===== Listed records

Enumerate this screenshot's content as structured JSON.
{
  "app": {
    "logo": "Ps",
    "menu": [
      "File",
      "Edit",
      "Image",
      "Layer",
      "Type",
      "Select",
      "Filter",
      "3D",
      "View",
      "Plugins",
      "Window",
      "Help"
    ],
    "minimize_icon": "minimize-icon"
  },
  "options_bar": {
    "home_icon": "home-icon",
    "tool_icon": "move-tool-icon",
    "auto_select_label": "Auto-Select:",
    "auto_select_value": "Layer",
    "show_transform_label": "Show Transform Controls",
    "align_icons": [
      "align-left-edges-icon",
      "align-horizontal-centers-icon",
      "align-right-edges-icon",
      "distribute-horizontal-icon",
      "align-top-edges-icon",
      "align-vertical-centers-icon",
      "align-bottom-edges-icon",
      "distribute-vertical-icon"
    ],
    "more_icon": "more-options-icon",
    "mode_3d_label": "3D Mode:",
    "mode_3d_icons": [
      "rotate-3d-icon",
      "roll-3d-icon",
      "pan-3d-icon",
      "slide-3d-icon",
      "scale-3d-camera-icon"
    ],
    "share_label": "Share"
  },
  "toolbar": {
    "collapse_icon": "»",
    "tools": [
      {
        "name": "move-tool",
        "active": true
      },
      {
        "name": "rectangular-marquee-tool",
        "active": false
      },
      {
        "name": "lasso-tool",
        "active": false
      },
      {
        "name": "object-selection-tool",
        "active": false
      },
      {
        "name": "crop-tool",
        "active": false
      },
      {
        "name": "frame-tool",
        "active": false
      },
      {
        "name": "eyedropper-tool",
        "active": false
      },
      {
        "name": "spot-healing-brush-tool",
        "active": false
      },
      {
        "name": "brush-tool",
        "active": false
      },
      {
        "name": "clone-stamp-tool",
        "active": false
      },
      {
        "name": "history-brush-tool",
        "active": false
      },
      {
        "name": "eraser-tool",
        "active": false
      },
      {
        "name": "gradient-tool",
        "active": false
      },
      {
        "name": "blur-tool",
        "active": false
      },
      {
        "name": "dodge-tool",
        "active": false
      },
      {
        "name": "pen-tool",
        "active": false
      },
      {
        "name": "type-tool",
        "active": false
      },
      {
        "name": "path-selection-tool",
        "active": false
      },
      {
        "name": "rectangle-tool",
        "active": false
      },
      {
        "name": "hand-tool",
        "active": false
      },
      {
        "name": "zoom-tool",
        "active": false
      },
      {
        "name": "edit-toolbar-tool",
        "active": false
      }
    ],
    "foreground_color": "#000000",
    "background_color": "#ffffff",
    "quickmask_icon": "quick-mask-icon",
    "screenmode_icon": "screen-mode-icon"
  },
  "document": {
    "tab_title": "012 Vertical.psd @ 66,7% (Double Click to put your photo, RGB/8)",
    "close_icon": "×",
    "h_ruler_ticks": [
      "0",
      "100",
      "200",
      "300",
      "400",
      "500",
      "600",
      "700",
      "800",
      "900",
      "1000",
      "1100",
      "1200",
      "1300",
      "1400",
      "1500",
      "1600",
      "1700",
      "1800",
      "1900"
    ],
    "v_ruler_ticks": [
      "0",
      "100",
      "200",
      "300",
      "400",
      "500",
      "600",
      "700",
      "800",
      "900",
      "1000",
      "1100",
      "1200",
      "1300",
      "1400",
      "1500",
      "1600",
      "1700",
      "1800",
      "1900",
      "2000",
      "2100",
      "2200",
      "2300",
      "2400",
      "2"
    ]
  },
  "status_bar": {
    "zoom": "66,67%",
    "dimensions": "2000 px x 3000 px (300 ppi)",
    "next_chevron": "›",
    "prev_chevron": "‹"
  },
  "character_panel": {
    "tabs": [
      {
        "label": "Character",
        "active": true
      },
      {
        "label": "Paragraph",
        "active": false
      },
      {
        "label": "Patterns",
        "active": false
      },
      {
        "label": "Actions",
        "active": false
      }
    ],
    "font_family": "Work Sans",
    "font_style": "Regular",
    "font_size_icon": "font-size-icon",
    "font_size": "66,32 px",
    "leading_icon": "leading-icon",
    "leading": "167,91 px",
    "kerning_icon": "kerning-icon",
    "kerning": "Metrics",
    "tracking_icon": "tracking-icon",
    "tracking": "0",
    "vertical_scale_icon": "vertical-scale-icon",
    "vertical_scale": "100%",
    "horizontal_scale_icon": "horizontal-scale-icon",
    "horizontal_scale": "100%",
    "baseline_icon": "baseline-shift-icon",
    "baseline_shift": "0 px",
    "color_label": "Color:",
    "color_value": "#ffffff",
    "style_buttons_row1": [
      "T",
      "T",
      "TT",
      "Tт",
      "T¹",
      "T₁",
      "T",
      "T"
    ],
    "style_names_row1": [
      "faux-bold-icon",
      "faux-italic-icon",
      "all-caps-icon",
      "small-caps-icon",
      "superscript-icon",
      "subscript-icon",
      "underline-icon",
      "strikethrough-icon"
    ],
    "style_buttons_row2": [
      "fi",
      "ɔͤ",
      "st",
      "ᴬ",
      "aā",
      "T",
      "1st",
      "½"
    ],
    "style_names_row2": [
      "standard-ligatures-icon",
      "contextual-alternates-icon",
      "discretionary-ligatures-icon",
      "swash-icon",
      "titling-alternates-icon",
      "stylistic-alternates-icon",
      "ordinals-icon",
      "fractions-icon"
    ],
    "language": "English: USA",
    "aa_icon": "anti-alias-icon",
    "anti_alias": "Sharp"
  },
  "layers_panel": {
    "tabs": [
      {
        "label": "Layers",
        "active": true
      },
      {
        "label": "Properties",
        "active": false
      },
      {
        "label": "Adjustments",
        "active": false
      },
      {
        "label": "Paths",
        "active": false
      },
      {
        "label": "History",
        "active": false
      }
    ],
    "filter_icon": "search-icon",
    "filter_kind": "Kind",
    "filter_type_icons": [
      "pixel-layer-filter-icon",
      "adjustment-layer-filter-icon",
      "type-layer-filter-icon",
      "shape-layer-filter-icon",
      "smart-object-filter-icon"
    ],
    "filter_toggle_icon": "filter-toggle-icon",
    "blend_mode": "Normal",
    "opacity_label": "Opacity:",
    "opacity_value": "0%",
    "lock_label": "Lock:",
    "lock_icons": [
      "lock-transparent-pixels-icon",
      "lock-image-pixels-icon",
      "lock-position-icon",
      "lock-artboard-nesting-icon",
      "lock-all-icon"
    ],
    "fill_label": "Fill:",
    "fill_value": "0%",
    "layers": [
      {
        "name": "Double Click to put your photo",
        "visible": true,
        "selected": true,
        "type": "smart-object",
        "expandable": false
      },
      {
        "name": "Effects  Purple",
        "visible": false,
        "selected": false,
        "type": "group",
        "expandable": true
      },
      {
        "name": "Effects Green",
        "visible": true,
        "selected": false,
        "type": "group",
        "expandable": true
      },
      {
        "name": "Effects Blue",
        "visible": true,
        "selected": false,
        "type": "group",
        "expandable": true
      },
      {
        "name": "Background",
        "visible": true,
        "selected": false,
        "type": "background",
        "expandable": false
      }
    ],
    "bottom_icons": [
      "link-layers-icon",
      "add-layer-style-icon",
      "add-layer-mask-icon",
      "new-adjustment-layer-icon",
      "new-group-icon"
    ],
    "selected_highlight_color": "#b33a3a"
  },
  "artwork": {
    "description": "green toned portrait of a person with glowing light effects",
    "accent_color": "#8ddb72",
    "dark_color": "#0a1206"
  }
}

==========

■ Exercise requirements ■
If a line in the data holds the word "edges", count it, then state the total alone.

■ Task answer ■
4